Once again, I love all the characters she creates. And I love the fashion sense(s). There's one character who always wears button-up shirts and a tie, even to the beach. Or if he has to wear a tshirt for some reason, there's still a tie. So dapper. And a character who carries out most of the antagonist's schemes and sets up obstacles so you might call him a "bad guy" nevertheless has his own life going on in the background and it's precious, and meanwhile he is just strange, in an understated sort of way.( Collapse )
The best best part was once I got to the end, I could look at her website gallery again and read all the silly extra comics posted there that she'd drawn for the series, and they would make sense. And there are so many adorable things there. So that alone would make the series worth the read in my eyes, but overall I enjoyed it so much. And also there was a drawing I realized was of the landlord inviting orange's Kakeru to stay at his place (it's basically a house full of kids who are dealing with stressful stuff and need some space to work through things, so he's there to be the responsible adult who watches out for them but isn't their parent and can give them some outside perspective.) and my heart got a little melty. Awwww~ Takano Ichigo loves her own characters, and that comes through in her work and in the fact that she keeps drawing them for fun after the series ends, and that's something I always love to see from an artist.
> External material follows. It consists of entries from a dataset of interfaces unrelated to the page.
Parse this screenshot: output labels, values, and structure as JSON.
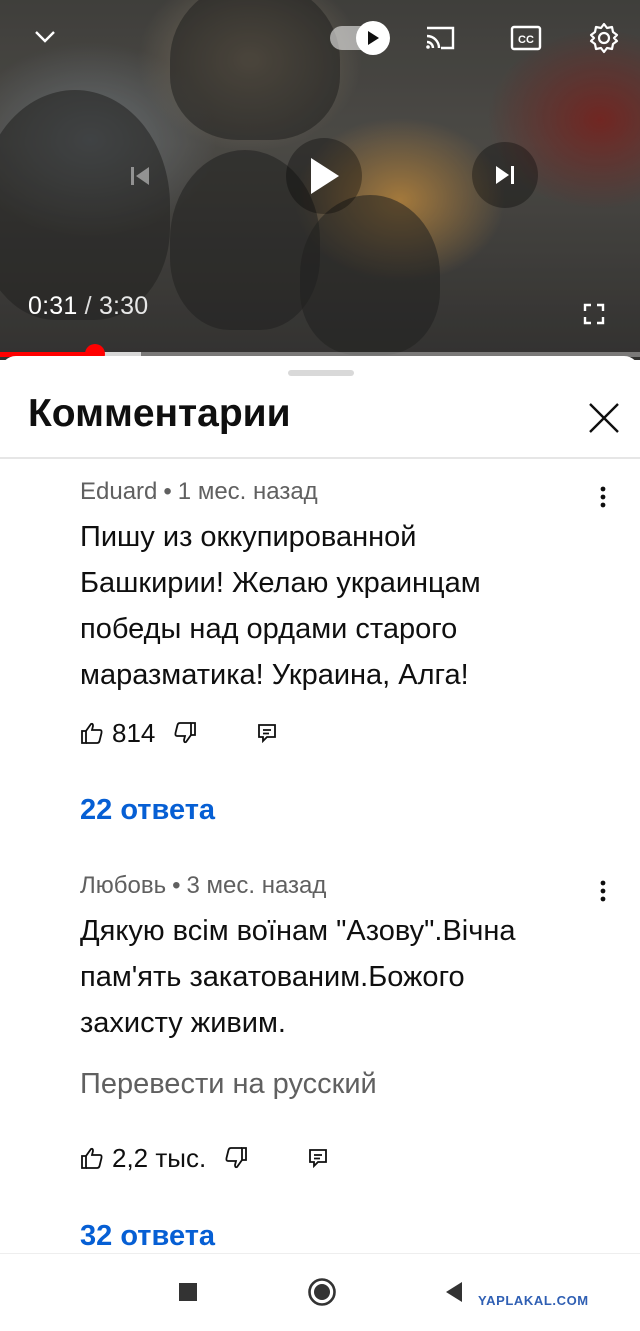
{
  "player": {
    "current_time": "0:31",
    "separator": "/",
    "duration": "3:30",
    "progress_fraction": 0.148,
    "buffered_fraction": 0.22
  },
  "comments_panel": {
    "title": "Комментарии"
  },
  "comments": [
    {
      "author": "Eduard",
      "dot": "•",
      "time": "1 мес. назад",
      "text_lines": [
        "Пишу из оккупированной",
        "Башкирии! Желаю украинцам",
        "победы над ордами старого",
        "маразматика! Украина, Алга!"
      ],
      "likes": "814",
      "replies": "22 ответа"
    },
    {
      "author": "Любовь",
      "dot": "•",
      "time": "3 мес. назад",
      "text_lines": [
        "Дякую всім воїнам \"Азову\".Вічна",
        "пам'ять закатованим.Божого",
        "захисту живим."
      ],
      "translate": "Перевести на русский",
      "likes": "2,2 тыс.",
      "replies": "32 ответа"
    }
  ],
  "watermark": "YAPLAKAL.COM",
  "colors": {
    "accent_link": "#065fd4",
    "progress_red": "#ff0000",
    "meta_gray": "#606060"
  },
  "icons": [
    "chevron-down-icon",
    "autoplay-toggle",
    "cast-icon",
    "captions-icon",
    "settings-icon",
    "previous-icon",
    "play-icon",
    "next-icon",
    "fullscreen-icon",
    "close-icon",
    "more-vert-icon",
    "like-icon",
    "dislike-icon",
    "reply-icon",
    "nav-recents-icon",
    "nav-home-icon",
    "nav-back-icon"
  ]
}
Also!!! In orange there is a Suwa and a Kakeru and they aren't the same person!!!! It kept weirding me out. (if you recall, Kakeru Suwa is a very important name (and character) in Tears of a Lamb :D)
Well, this was going to be about other stuff I've been reading too, but I guess it's just a history of me and Takano Ichigo. Go read her books!!